When I started getting my work “out there” I had no idea how many people would be watching me. Young girls comment on my posts, things like “I wish I could be like you,” or “ You’re so lucky.” It’s easy to see what I do as some kind of magical fairytale, but the truth is that social media never shows the world the whole picture.
Those girls see the photos of me in my sparkling dresses and picture perfect adventures. What they don’t see is the way I spring out of bed at 5:00 a.m. to meet the day sprinting, my back hunched over a sewing machine for 16 hours straight, the five to seven hours of homework I have when I get home from college classes, or the Friday nights spent alone in my studio sewing beads into garments until my fingers are too bloody to keep going.
They don’t see the never-ending mass of phone calls and emails demanding my attention or the tears of frustration that surface when my trial-and-error method of learning my trade gets the best of me.

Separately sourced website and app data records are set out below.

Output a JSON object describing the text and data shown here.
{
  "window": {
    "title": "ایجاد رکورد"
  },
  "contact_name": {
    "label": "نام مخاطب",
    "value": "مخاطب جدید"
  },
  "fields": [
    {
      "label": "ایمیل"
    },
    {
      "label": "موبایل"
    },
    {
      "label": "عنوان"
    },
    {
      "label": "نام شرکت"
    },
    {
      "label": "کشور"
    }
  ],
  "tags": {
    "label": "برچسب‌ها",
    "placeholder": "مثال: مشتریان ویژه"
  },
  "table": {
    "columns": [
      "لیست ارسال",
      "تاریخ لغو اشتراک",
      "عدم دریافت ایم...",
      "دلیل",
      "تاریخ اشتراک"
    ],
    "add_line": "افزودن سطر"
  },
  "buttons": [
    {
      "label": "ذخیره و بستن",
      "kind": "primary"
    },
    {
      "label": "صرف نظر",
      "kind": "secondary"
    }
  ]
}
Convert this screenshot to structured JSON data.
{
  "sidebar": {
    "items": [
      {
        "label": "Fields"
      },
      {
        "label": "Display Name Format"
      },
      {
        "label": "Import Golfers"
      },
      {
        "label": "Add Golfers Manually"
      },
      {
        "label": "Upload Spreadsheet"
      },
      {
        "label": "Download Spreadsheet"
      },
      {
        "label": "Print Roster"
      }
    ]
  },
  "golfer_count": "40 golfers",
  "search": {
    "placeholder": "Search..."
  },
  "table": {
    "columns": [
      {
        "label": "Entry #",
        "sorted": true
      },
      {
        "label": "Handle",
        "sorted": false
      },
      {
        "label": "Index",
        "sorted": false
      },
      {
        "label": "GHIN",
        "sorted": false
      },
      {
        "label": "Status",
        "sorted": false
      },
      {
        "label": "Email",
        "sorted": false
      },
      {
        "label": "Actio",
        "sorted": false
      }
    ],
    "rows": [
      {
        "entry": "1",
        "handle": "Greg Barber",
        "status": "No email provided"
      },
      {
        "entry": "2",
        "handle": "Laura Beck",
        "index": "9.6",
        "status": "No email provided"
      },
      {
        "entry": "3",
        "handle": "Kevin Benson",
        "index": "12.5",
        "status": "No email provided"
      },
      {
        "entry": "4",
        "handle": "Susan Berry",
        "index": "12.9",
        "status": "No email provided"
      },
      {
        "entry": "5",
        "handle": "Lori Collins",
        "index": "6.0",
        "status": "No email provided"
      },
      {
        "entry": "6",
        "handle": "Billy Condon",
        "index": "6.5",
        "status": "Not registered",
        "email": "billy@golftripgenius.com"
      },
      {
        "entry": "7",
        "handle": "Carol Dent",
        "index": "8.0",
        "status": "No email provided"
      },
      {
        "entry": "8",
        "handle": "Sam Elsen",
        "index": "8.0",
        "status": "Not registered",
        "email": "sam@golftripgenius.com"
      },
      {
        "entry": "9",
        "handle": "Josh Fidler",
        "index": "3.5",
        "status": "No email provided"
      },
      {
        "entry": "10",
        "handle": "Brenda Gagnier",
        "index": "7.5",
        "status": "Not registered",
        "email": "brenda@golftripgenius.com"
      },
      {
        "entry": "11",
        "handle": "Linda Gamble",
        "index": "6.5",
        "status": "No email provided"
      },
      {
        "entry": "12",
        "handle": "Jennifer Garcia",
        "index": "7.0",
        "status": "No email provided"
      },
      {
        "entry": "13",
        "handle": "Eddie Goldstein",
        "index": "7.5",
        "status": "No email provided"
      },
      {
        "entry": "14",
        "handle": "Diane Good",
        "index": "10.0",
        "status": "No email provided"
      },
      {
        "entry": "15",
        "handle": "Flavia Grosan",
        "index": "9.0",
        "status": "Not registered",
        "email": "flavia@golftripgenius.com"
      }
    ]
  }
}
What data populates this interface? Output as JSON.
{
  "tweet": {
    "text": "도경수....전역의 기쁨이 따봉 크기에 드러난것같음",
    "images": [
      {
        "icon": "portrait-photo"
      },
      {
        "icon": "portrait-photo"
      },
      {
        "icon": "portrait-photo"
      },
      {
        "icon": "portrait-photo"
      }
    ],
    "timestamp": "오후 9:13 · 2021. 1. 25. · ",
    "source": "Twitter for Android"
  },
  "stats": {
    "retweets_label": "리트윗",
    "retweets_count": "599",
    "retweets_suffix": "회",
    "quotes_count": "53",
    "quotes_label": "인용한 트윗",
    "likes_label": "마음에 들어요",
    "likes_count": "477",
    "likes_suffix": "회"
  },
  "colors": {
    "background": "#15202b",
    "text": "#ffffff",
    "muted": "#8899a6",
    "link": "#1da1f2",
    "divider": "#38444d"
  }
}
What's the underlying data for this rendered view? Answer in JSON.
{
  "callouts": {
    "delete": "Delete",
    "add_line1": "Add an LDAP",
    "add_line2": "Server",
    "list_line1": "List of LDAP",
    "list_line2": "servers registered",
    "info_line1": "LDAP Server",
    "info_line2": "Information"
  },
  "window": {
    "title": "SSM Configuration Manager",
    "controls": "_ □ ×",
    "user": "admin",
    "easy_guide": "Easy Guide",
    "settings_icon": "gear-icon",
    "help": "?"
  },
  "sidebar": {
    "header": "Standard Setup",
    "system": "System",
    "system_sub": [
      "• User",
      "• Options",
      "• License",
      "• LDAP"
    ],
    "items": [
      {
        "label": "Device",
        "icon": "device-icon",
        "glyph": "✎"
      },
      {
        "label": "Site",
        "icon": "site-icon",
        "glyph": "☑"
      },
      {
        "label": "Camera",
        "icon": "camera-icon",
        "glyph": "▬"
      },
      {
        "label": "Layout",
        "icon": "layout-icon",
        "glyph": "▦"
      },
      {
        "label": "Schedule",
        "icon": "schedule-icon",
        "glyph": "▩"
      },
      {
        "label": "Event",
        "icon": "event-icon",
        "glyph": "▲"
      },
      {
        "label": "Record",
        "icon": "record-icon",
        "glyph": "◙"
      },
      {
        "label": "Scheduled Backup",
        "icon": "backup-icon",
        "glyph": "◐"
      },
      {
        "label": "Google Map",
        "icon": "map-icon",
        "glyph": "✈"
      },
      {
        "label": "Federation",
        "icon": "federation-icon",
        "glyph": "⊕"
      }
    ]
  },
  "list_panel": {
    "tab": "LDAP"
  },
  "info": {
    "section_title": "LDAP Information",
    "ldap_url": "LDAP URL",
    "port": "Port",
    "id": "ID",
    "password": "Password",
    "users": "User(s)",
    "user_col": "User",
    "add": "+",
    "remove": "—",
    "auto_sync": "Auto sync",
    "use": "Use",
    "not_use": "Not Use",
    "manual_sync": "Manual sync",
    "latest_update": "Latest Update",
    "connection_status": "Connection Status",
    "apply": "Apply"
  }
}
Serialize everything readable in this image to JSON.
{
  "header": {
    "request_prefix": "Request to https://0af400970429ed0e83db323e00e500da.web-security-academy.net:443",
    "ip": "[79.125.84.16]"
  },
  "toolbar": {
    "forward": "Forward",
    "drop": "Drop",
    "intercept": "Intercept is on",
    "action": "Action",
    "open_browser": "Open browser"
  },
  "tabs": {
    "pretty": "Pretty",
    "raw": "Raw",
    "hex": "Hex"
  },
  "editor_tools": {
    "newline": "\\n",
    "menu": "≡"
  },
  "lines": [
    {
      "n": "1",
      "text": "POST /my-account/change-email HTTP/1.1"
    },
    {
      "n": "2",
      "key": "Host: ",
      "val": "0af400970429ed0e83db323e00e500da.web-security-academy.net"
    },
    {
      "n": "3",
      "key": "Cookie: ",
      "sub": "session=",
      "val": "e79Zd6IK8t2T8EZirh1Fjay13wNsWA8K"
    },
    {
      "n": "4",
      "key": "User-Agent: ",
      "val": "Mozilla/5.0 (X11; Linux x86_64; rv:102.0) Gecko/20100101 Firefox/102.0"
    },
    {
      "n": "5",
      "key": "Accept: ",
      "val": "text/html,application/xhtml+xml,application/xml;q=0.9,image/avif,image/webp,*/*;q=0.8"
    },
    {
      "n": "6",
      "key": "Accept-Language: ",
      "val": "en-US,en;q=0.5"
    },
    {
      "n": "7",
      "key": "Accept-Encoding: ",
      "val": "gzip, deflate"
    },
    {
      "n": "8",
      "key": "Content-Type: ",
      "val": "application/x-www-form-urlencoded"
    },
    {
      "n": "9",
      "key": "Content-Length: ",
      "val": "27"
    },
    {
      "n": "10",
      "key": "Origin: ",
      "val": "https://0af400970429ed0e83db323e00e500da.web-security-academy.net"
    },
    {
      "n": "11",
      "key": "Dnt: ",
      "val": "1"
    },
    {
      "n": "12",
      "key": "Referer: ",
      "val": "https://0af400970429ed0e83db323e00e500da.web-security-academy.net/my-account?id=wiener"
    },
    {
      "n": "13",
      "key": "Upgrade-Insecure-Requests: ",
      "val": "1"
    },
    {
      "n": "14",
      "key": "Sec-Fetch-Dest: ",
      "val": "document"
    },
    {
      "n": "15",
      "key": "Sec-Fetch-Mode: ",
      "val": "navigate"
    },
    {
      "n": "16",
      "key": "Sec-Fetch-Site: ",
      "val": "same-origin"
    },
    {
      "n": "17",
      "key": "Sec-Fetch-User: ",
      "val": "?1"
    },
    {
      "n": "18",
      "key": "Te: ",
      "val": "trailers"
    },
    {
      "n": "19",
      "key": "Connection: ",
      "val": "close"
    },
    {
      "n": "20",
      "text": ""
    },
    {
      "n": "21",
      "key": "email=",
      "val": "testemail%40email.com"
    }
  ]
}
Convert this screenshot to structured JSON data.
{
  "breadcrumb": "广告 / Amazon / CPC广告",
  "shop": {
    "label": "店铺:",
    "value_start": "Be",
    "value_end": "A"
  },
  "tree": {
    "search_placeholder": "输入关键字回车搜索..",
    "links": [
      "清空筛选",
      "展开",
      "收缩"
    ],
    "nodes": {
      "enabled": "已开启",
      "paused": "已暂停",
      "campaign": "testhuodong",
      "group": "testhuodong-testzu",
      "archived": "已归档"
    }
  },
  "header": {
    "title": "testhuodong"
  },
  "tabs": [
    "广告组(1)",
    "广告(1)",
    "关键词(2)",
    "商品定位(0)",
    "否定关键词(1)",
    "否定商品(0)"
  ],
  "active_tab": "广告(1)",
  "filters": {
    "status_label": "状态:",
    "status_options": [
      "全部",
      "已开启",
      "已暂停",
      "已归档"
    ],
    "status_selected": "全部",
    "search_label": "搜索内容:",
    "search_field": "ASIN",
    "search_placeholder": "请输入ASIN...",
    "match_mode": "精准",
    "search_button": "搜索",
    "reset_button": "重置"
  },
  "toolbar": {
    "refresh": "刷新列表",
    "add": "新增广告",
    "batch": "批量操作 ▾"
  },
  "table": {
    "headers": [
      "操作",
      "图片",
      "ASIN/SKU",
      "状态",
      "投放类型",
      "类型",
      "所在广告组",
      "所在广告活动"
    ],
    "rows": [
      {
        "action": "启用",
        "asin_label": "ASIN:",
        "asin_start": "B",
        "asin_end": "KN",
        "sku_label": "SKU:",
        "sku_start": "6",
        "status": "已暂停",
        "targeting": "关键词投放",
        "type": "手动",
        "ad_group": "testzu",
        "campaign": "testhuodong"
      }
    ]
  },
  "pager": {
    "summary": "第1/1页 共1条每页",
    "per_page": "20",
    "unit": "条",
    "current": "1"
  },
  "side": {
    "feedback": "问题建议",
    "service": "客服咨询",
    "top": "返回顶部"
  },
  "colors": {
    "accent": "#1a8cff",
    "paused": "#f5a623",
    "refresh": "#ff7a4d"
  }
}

They see my beautiful home, but are unaware of the nine moves it took to get there —the uninsulated, rat-infested homestead my family lived in for the first part of my childhood, where winters could get as cold as 30-40 degrees below zero, or the basement my mom and I shared under a restaurant built in 1928 (the basement used to serve as a speakeasy), where I woke to two inches of water some mornings.
That being said, I do know I have been given so much, and I am truly grateful. I have a beautiful family that would do anything for me, and a home that is safe and warm. I have been so blessed. I don’t mention any of the above to complain, but rather in an attempt to balance out the social media illusion that everything is rainbows and roses all of the time.
I really am happy.
I do leap out of bed running each day, but it’s my excitement that wakes me. I can’t wait to see what the day has in store for me, and though my friends spend their Friday nights out at the movies or in crowded bowling allies, its those nights alone in my studio where I feel most alive.
It is when I am lost in my work, creating, building something with my own two hands that I know who I am.
Living in difficult circumstances and working for what I have has taught me to appreciate everything that God has blessed me with. Losing my father taught me to be grateful for the 10 years that he did treasure me, which is so much more than many girls have.
It hasn’t been an easy ride, and I’ll be the first to say that I have had no lack of help. My mom was always there to clear my muddled mind when I became too overwhelmed, and both of my grandmothers have been my biggest fans, encouraging me in so many ways.
My friend Ronda Thornburg spent several days working with me in my studio, helping me reach unmerciful deadlines, and my Home Economics teacher, Brenda Broadbent has sewn in more zippers (my least favorite job) than I can count. Not to mention the fact that Ronda was there for two of my three Canada trips, and Brenda has been in the front row of every fashion show I have ever participated in.
My neighbor, Michele Ruby, flew with me to New York to introduce me to people in the fashion world whom I never could have met on my own. Other neighbors have left wood in our shed and produce and eggs on our doorstep without ever saying a word. People are so kind to us.
I have been so greatly stretched by the people I have met along the way. From homeless bikers in the Central Oregon desert, to fashion mavens in New York City, I have met some extraordinary people.
2015 has come and gone, but sixteen has been pretty darn sweet, and it’s only half over. Tomorrow I may wake up and decide that I’m never going to sew another stitch in my life. And that would be ok. I have no idea what God has planned for my life—most 16-year-olds don’t— but I do know that He will continue to guide me and walk with me.
Whether I end up making dresses in New York City, teaching sewing to young girls in Cambodia, or just making my daughters really cool princess dresses to play in on a farm somewhere, as long as I remember that I am lacking nothing as a daughter of Christ I will always be content.